TASK TO COMPLETE – Which lines below contain the word "Editing"? Copy each one.

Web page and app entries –
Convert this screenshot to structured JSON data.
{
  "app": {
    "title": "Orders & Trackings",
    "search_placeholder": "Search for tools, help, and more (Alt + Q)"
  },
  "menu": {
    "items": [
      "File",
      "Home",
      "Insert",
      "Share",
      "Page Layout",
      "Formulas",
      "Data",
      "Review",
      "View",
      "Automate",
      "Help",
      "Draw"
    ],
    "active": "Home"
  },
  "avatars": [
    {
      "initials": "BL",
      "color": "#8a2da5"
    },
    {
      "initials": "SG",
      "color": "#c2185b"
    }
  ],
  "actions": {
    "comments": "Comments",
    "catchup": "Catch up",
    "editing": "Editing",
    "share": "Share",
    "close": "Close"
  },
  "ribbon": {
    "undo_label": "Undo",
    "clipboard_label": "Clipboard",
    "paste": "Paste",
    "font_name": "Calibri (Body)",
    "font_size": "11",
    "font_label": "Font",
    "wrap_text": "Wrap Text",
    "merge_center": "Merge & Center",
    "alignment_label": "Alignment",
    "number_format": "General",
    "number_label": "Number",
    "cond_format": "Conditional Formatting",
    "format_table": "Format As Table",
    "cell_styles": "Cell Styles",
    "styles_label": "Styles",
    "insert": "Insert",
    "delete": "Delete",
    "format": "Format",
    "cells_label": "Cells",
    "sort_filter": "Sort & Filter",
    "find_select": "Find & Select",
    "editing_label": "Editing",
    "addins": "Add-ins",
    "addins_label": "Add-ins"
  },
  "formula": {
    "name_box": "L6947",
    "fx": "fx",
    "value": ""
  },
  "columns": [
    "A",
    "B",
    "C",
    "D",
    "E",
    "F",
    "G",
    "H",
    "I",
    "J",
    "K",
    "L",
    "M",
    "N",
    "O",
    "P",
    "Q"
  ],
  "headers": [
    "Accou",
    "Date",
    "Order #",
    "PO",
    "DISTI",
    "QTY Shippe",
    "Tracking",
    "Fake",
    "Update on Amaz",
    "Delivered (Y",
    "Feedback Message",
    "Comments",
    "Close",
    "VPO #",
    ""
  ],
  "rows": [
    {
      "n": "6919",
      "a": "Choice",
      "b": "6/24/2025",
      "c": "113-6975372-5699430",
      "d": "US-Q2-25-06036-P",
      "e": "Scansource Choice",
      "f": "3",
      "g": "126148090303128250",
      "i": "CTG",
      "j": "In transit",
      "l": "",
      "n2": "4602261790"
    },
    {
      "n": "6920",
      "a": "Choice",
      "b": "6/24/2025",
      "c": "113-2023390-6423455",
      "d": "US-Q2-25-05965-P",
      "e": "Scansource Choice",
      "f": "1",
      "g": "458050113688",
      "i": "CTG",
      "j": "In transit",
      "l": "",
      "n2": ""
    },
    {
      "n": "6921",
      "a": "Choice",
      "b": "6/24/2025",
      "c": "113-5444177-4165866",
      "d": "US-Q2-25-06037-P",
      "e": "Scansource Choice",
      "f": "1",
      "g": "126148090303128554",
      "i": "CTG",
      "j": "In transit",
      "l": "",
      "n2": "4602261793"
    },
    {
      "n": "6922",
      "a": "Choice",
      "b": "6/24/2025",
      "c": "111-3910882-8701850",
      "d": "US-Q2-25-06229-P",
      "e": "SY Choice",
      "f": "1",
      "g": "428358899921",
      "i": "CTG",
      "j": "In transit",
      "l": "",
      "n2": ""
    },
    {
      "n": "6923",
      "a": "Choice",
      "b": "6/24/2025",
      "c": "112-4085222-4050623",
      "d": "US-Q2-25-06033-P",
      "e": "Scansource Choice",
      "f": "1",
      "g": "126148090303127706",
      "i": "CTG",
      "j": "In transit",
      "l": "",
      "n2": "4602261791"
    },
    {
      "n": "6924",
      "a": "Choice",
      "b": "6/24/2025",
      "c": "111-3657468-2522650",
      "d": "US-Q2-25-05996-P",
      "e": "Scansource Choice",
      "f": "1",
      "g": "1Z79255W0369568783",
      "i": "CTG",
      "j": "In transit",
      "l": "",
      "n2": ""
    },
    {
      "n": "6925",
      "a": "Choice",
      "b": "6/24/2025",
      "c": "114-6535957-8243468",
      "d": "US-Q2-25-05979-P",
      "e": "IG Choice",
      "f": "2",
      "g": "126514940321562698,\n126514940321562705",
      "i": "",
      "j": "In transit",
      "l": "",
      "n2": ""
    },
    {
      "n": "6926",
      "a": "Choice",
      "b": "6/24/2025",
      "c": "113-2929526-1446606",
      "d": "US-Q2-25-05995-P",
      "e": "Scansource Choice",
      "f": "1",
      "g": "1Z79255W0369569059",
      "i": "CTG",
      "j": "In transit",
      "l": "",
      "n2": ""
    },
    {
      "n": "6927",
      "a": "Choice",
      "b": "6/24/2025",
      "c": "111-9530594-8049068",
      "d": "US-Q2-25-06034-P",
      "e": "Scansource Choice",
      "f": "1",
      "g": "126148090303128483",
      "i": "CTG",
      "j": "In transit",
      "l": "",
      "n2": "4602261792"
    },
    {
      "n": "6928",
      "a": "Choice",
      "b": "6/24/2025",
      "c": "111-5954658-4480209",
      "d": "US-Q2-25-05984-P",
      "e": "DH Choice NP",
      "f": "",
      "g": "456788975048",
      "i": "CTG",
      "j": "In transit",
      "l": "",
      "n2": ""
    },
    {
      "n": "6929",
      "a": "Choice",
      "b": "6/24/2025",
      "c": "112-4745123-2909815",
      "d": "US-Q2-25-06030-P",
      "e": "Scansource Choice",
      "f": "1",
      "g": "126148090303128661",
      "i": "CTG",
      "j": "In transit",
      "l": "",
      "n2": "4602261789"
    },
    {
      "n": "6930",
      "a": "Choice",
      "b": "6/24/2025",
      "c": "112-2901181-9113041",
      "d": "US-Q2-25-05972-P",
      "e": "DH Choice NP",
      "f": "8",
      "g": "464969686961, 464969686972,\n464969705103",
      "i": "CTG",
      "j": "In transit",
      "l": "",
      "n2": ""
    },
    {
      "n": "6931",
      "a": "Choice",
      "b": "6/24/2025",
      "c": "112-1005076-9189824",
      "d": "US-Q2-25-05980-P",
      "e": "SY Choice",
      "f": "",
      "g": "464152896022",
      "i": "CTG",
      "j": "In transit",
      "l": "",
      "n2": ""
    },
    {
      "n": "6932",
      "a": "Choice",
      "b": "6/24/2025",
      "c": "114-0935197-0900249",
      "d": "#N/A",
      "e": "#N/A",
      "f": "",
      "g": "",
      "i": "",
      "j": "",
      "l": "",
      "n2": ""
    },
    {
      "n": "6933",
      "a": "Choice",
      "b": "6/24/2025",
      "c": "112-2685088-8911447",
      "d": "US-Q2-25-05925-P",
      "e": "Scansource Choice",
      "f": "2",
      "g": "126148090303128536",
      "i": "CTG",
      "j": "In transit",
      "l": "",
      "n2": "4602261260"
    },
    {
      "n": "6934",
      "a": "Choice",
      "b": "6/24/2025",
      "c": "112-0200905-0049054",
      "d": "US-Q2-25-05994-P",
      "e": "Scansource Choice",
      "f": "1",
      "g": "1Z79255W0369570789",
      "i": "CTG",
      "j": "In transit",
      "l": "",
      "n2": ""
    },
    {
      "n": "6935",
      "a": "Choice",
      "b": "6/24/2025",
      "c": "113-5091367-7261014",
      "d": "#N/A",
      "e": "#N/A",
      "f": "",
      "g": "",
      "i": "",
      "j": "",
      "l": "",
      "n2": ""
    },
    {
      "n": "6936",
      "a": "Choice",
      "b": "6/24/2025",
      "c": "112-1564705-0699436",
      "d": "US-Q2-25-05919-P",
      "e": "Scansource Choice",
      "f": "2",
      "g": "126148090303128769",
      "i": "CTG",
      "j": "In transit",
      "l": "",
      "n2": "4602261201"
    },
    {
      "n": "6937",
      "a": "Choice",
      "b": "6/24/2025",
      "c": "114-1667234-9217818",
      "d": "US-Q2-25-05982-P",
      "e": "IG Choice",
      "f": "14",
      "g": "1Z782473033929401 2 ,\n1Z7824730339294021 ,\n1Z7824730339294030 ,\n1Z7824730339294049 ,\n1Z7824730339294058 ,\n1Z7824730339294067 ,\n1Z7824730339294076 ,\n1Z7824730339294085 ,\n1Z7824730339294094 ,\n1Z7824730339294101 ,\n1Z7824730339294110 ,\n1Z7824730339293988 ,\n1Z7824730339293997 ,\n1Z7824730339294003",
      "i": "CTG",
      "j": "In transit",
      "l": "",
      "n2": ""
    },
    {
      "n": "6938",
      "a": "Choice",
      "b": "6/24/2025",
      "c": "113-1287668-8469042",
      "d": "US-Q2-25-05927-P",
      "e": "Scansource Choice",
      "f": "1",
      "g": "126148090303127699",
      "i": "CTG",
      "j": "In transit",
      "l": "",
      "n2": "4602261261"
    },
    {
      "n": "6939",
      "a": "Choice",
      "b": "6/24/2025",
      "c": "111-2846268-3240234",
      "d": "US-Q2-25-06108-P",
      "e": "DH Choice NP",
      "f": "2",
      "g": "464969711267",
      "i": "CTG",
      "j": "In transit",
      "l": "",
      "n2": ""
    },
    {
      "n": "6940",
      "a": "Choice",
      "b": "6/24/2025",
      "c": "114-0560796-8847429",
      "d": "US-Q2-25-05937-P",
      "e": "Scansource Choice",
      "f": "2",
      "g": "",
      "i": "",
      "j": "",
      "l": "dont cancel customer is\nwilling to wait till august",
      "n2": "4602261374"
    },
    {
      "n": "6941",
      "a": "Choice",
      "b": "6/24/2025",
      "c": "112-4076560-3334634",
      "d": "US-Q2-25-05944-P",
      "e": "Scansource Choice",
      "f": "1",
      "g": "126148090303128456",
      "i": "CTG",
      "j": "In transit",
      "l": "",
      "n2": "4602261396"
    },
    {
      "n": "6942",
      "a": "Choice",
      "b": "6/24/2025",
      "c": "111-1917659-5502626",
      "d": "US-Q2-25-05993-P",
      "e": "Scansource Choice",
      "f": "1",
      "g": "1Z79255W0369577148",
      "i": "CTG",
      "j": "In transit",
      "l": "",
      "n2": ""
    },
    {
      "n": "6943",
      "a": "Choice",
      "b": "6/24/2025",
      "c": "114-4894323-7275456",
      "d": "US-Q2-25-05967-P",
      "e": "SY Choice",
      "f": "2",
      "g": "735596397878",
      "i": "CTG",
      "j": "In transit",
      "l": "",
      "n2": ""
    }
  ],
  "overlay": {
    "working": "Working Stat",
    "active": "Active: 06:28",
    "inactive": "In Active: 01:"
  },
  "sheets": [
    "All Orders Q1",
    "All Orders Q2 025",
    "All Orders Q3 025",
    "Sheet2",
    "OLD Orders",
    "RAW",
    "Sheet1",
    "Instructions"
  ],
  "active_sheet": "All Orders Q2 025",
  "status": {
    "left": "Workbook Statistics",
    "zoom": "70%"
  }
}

EXPECTED OUTPUT –
    "editing": "Editing",
    "editing_label": "Editing",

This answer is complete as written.